Last Monday, Moscow-based Kaspersky Lab released a cybersecurity report uncovering details about the most sophisticated, covert, and pervasive hacker groups known to man and possibly ever imagined. The organization, dubbed the Equation Group due to the group’s affinity towards sophisticated encryption methods, had operated practically undetected for over a decade, silently infecting computers across the globe and delivering attack payloads still unknown.
“There is nowhere I can’t go. There is nowhere I won’t find you.” – Bane, The Matrix Revolutions
Kaspersky Lab, a cybersecurity firm known primarily for its antivirus software, is no stranger to hackers. The company tracks and documents security breaches of all shapes and sizes.
For years, most high-profile computer hacks had been primarily the work of individuals or small groups motivated by curiosity or, more recently, financial interest – gray-collar criminals who would infiltrate computer systems for credit card numbers to sell on the black market. Usually these attacks are relatively unsophisticated, relying on bad operational cybersecurity practices (dubbed “opsec”) from corporations to create exploitable security holes like those seen in the recent Target and Home Depot security breaches. Only upon the discovery of the Stuxnet virus in June 2010 that sabotaged Iran’s Natanz uranium enrichment facilities have cybersecurity researchers and the public at large turned an eye towards advanced persistent threats (APTs) which use advanced hacking techniques capable of bypassing strong opsec protocols.

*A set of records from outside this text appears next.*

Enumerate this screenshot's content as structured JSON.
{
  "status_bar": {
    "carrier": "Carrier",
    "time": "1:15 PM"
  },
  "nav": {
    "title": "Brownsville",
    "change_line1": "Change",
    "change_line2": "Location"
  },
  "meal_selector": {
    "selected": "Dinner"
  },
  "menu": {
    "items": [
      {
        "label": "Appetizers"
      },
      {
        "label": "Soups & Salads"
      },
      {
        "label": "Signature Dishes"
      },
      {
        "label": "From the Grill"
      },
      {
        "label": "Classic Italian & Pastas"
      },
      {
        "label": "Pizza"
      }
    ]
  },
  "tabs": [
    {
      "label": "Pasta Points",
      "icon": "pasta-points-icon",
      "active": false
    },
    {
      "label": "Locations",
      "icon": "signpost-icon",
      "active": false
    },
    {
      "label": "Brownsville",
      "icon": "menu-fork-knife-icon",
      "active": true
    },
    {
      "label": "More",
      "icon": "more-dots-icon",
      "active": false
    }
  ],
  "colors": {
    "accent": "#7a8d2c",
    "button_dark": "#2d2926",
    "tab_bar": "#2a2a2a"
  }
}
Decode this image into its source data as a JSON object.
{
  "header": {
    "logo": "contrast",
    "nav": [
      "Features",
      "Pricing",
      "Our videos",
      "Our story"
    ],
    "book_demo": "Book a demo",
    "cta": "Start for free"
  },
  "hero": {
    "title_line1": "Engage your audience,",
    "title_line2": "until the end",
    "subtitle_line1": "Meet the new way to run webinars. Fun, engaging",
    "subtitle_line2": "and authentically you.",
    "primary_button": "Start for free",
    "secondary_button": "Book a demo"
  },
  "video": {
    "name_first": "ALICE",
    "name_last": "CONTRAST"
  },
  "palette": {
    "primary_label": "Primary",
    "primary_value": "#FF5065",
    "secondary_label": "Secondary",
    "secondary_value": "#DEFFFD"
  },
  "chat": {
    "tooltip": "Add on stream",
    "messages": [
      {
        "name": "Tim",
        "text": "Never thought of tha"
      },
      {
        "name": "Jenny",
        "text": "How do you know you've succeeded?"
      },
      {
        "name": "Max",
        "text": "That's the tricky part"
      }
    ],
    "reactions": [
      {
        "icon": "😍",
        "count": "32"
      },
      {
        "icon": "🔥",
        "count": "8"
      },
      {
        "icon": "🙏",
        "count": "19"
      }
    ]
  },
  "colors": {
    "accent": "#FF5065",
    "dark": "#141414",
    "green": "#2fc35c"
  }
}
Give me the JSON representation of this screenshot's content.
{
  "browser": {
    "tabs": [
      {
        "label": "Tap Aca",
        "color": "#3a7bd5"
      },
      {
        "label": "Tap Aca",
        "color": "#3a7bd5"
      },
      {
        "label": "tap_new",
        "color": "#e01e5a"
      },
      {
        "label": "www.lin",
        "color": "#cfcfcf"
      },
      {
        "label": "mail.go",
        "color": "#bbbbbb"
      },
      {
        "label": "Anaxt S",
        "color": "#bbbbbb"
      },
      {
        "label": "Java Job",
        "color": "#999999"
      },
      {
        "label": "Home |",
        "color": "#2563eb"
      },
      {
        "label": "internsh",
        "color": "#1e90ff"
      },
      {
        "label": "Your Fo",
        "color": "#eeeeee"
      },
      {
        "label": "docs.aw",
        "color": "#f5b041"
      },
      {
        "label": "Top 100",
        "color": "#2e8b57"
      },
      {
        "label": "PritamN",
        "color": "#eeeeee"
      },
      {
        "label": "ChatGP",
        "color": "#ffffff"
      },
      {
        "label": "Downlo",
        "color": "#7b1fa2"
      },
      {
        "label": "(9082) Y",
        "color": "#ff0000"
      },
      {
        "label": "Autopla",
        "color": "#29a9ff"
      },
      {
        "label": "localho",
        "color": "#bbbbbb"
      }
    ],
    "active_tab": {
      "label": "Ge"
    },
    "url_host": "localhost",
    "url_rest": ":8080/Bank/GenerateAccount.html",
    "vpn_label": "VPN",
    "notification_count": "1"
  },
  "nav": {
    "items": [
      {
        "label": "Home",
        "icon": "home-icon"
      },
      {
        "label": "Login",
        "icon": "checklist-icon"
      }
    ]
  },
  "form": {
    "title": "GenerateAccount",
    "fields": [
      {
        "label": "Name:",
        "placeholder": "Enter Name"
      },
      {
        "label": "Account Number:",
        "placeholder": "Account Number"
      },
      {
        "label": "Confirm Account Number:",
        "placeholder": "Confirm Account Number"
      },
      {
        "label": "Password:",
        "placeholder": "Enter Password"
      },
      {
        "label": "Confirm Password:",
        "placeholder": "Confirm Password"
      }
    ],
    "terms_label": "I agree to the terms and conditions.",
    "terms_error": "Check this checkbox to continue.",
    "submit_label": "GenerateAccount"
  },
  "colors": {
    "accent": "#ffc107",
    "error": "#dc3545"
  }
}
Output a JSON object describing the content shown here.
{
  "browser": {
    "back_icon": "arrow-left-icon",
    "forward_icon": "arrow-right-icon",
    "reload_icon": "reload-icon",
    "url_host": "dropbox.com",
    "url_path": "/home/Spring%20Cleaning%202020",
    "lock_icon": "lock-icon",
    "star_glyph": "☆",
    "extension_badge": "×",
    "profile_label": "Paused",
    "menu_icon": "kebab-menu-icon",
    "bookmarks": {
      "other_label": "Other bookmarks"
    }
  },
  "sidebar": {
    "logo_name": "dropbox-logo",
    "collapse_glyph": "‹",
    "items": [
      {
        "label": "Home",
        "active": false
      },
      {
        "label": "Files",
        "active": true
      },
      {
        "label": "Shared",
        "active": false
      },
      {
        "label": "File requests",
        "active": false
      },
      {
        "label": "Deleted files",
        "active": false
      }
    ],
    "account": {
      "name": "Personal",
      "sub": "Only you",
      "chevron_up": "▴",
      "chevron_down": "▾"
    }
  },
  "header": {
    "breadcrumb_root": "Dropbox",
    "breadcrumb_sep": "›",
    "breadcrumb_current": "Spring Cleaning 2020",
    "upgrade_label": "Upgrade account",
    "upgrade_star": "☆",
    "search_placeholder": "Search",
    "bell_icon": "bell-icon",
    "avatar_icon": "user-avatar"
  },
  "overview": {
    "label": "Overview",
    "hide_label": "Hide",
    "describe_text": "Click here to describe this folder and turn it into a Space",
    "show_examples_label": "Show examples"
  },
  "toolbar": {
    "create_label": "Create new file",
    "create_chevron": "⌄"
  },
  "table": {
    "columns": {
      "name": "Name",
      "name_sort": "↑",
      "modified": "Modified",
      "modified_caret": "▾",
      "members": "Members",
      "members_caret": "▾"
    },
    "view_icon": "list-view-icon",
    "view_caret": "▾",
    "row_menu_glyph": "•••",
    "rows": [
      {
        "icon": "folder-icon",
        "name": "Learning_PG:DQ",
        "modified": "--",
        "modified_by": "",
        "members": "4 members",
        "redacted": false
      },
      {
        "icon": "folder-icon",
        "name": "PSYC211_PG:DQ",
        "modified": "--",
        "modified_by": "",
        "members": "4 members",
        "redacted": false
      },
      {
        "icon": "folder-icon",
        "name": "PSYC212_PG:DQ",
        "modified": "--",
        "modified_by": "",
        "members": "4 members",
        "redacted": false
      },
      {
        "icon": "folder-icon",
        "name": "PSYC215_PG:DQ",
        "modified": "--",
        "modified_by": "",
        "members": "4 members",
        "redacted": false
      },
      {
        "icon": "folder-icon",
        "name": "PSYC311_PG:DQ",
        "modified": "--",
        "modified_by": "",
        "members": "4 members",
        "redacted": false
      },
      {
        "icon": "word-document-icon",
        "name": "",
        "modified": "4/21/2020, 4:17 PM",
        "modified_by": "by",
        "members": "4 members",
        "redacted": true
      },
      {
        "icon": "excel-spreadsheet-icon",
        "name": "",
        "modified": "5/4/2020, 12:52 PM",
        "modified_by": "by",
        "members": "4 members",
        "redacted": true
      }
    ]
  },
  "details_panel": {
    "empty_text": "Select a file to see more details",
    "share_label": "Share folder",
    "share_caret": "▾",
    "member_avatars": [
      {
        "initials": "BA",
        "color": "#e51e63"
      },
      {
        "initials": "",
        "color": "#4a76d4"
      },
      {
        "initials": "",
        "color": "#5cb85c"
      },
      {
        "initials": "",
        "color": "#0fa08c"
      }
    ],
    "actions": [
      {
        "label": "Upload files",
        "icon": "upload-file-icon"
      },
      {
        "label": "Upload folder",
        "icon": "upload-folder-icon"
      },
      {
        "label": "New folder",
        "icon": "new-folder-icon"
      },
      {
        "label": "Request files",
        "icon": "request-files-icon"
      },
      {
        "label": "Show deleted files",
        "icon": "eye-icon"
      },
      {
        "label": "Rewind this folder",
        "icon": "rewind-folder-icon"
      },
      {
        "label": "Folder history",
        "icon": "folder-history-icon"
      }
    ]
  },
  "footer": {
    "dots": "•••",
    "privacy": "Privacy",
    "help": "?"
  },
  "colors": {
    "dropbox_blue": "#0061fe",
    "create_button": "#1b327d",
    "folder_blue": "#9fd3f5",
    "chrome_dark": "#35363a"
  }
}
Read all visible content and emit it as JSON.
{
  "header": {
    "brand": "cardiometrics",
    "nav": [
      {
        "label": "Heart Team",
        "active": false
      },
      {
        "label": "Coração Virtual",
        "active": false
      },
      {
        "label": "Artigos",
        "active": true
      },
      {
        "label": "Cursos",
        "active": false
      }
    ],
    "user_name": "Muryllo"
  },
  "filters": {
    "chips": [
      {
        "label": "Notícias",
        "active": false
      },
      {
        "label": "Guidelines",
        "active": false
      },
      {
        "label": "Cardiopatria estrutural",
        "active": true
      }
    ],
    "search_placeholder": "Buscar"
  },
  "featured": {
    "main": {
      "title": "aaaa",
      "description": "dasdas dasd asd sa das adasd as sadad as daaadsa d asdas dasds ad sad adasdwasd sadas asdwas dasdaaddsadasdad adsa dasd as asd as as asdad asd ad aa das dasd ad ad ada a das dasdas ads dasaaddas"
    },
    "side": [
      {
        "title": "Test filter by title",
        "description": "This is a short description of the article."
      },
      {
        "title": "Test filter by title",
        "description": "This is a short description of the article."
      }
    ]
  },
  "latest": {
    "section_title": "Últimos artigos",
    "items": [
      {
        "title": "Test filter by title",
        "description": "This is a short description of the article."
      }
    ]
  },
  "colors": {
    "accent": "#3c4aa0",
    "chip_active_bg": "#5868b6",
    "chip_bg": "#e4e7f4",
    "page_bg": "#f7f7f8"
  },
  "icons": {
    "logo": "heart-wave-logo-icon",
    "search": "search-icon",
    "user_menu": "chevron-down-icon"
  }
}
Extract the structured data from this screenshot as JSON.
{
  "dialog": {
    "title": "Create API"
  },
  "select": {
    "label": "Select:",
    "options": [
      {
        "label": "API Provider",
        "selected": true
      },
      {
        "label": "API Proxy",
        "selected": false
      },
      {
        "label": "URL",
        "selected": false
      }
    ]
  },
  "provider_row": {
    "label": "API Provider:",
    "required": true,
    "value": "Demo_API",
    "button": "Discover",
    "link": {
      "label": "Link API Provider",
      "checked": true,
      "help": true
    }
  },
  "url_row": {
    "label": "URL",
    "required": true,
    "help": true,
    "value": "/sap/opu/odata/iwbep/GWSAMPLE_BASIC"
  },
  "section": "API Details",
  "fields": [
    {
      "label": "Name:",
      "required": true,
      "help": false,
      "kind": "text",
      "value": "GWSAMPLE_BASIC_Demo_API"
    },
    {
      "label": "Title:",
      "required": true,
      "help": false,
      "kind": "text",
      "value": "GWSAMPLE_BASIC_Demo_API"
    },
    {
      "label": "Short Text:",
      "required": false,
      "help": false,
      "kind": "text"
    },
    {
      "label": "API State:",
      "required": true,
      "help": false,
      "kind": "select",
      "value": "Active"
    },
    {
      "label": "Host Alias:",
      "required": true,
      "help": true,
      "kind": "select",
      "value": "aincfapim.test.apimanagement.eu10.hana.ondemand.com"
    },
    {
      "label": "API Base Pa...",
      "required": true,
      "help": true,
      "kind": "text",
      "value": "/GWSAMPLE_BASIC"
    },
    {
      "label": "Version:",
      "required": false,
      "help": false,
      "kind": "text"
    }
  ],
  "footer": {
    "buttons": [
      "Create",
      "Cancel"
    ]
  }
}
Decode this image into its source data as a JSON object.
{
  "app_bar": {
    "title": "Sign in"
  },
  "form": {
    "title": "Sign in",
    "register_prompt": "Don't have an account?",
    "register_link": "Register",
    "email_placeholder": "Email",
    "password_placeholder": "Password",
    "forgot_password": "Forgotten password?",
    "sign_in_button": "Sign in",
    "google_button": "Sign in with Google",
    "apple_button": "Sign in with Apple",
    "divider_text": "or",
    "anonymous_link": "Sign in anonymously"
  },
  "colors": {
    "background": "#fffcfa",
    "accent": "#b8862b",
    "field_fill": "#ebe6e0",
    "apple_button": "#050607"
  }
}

What make Equation Group so impressive are their “almost superhuman” technical feats, which include never-before-seen levels of ingenuity in hacking, engineering, and encryption. Those feats include:
- using virtual file systems like those found in the Regin (a.k.a. WarriorPride) malware attack used by the NSA to infect overseas computers;
- the ability to infect and surveil sensitive air-gapped (i.e. non-Internet connected) networks by piggybacking on USB flash drives, much like the Stuxnet virus;
- encrypting malicious files and storing them in multiple branches of the Windows registry, making it immune to detect with antivirus software;
- using over 300 Internet domains and 100 servers to command and control malware infrastructure; and
- hijacking URL requests on iPhones to spoofed Mac servers, which indicates that Equation Group has compromised the iOS and OSX operating systems.
Perhaps most impressive is an Equation Group malware platform that rewrites the firmware of infected hard drives, allowing the virus to survive even low-level reformatting that is used to securely wipe a hard drive. All major hard drive manufacturers have drive models that have been compromised, including Western Digital, Seagate, Maxtor, Samsung, IBM, Toshiba, and Micron. Once the drive has been infected, the malware is completely impossible to detect or remove; the drive is compromised forever.
The difference in sophistication between your average Internet hacker and Equation Group cannot be understated. Your run-of-the-mill hacker is more or less equivalent to your run-of-the-mill burglar, who might break into a place with all of the sophistication of opening an unlocked door or busting out a window with a crowbar. APTs are more like museum thieves who might dress up like a guard or clone a keycard to snatch a valuable diamond or painting. Equation Group is an APT well beyond its peers, using super-spy tactics with analogical laser grids, vent shafts, and harnesses to swap a diamond with a perfect replica, remaining entirely undetected. It’s the stuff of Hollywood’s Mission: Impossible, only without the gratuitous explosions and Tom Cruise (…at least as far as anyone knows). And like Mission: Impossible, Equation Group is more than likely a clandestine operation of the U.S. government.